→ SUPPLIED MATERIAL:
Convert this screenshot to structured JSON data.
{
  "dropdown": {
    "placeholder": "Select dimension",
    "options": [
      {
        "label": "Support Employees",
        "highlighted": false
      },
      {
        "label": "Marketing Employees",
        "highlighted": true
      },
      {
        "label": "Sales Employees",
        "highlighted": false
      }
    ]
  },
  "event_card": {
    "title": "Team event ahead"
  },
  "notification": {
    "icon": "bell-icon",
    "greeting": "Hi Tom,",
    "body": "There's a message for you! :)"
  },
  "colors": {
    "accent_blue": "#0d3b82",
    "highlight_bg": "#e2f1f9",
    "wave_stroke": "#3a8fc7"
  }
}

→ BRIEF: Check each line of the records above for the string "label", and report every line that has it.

→ RESPONSE TO THE TASK:
        "label": "Support Employees",
        "label": "Marketing Employees",
        "label": "Sales Employees",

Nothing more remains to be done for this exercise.